Information >>
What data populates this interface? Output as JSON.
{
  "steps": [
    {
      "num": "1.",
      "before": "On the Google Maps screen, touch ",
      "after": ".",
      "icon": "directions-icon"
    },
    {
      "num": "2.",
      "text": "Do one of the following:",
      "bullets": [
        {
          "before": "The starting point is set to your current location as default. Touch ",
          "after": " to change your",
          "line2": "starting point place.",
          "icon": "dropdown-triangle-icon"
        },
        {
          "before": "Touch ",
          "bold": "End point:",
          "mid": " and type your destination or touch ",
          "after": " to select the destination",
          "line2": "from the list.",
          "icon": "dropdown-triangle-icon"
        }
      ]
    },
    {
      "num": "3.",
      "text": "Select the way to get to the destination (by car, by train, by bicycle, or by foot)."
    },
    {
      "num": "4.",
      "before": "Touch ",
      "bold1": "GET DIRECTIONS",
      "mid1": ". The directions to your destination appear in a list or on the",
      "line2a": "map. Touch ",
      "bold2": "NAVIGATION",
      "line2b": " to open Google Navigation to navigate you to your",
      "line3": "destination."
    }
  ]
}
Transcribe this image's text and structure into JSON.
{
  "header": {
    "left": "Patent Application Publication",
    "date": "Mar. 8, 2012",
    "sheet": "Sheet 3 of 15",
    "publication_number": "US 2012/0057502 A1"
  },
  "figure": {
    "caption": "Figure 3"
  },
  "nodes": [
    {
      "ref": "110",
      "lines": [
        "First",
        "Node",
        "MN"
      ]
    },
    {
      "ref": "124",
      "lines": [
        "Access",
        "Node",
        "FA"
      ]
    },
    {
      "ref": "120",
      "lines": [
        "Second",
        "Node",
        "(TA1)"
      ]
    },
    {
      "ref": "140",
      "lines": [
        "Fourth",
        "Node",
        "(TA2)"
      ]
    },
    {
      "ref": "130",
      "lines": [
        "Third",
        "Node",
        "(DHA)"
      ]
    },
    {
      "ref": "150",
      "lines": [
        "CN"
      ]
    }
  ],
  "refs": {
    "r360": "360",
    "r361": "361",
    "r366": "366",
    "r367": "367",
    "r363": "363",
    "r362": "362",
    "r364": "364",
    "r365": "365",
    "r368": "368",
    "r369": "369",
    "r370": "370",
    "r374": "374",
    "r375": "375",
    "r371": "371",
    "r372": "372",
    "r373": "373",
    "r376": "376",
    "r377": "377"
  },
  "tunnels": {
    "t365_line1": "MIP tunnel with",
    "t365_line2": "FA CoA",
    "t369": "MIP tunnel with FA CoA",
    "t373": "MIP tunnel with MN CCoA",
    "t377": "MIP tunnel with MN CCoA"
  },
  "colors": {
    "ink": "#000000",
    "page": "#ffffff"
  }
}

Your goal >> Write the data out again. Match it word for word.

Exercise result >>
What data populates this interface? Output as JSON.
{
  "steps": [
    {
      "num": "1.",
      "before": "On the Google Maps screen, touch ",
      "after": ".",
      "icon": "directions-icon"
    },
    {
      "num": "2.",
      "text": "Do one of the following:",
      "bullets": [
        {
          "before": "The starting point is set to your current location as default. Touch ",
          "after": " to change your",
          "line2": "starting point place.",
          "icon": "dropdown-triangle-icon"
        },
        {
          "before": "Touch ",
          "bold": "End point:",
          "mid": " and type your destination or touch ",
          "after": " to select the destination",
          "line2": "from the list.",
          "icon": "dropdown-triangle-icon"
        }
      ]
    },
    {
      "num": "3.",
      "text": "Select the way to get to the destination (by car, by train, by bicycle, or by foot)."
    },
    {
      "num": "4.",
      "before": "Touch ",
      "bold1": "GET DIRECTIONS",
      "mid1": ". The directions to your destination appear in a list or on the",
      "line2a": "map. Touch ",
      "bold2": "NAVIGATION",
      "line2b": " to open Google Navigation to navigate you to your",
      "line3": "destination."
    }
  ]
}
Transcribe this image's text and structure into JSON.
{
  "header": {
    "left": "Patent Application Publication",
    "date": "Mar. 8, 2012",
    "sheet": "Sheet 3 of 15",
    "publication_number": "US 2012/0057502 A1"
  },
  "figure": {
    "caption": "Figure 3"
  },
  "nodes": [
    {
      "ref": "110",
      "lines": [
        "First",
        "Node",
        "MN"
      ]
    },
    {
      "ref": "124",
      "lines": [
        "Access",
        "Node",
        "FA"
      ]
    },
    {
      "ref": "120",
      "lines": [
        "Second",
        "Node",
        "(TA1)"
      ]
    },
    {
      "ref": "140",
      "lines": [
        "Fourth",
        "Node",
        "(TA2)"
      ]
    },
    {
      "ref": "130",
      "lines": [
        "Third",
        "Node",
        "(DHA)"
      ]
    },
    {
      "ref": "150",
      "lines": [
        "CN"
      ]
    }
  ],
  "refs": {
    "r360": "360",
    "r361": "361",
    "r366": "366",
    "r367": "367",
    "r363": "363",
    "r362": "362",
    "r364": "364",
    "r365": "365",
    "r368": "368",
    "r369": "369",
    "r370": "370",
    "r374": "374",
    "r375": "375",
    "r371": "371",
    "r372": "372",
    "r373": "373",
    "r376": "376",
    "r377": "377"
  },
  "tunnels": {
    "t365_line1": "MIP tunnel with",
    "t365_line2": "FA CoA",
    "t369": "MIP tunnel with FA CoA",
    "t373": "MIP tunnel with MN CCoA",
    "t377": "MIP tunnel with MN CCoA"
  },
  "colors": {
    "ink": "#000000",
    "page": "#ffffff"
  }
}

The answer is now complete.